#### [Aim of the exercise]
If a line of the data below contains the string "loads", copy it into your answer.

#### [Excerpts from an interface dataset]

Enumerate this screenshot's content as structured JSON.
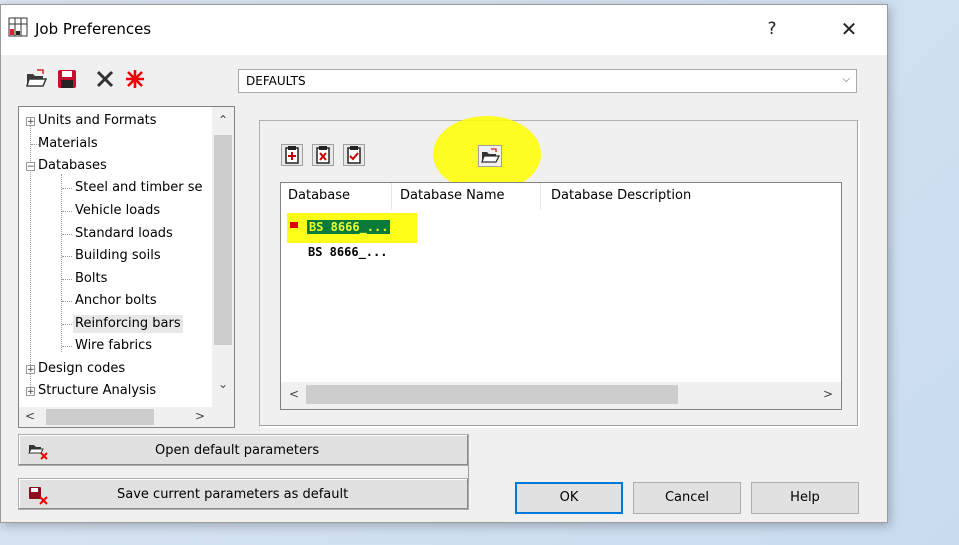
{
  "window": {
    "title": "Job Preferences",
    "help_glyph": "?",
    "close_glyph": "✕"
  },
  "toolbar": {
    "icons": [
      "open-folder-icon",
      "save-disk-icon",
      "delete-x-icon",
      "red-star-icon"
    ],
    "combo_value": "DEFAULTS"
  },
  "tree": {
    "items": [
      {
        "label": "Units and Formats",
        "level": 0,
        "expander": "+"
      },
      {
        "label": "Materials",
        "level": 0,
        "expander": ""
      },
      {
        "label": "Databases",
        "level": 0,
        "expander": "-"
      },
      {
        "label": "Steel and timber se",
        "level": 1
      },
      {
        "label": "Vehicle loads",
        "level": 1
      },
      {
        "label": "Standard loads",
        "level": 1
      },
      {
        "label": "Building soils",
        "level": 1
      },
      {
        "label": "Bolts",
        "level": 1
      },
      {
        "label": "Anchor bolts",
        "level": 1
      },
      {
        "label": "Reinforcing bars",
        "level": 1,
        "selected": true
      },
      {
        "label": "Wire fabrics",
        "level": 1
      },
      {
        "label": "Design codes",
        "level": 0,
        "expander": "+"
      },
      {
        "label": "Structure Analysis",
        "level": 0,
        "expander": "+"
      }
    ]
  },
  "database_panel": {
    "buttons": [
      "add-database-icon",
      "remove-database-icon",
      "check-database-icon",
      "open-folder-icon"
    ],
    "columns": [
      "Database",
      "Database Name",
      "Database Description"
    ],
    "rows": [
      {
        "database": "BS 8666_...",
        "selected": true
      },
      {
        "database": "BS 8666_...",
        "selected": false
      }
    ]
  },
  "actions": {
    "open_default": "Open default parameters",
    "save_default": "Save current parameters as default",
    "ok": "OK",
    "cancel": "Cancel",
    "help": "Help"
  },
  "colors": {
    "accent": "#0078d7",
    "highlight": "#ffff00",
    "selection_bg": "#0a7a3a"
  }
}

#### [Your solution]
        "label": "Vehicle loads",
        "label": "Standard loads",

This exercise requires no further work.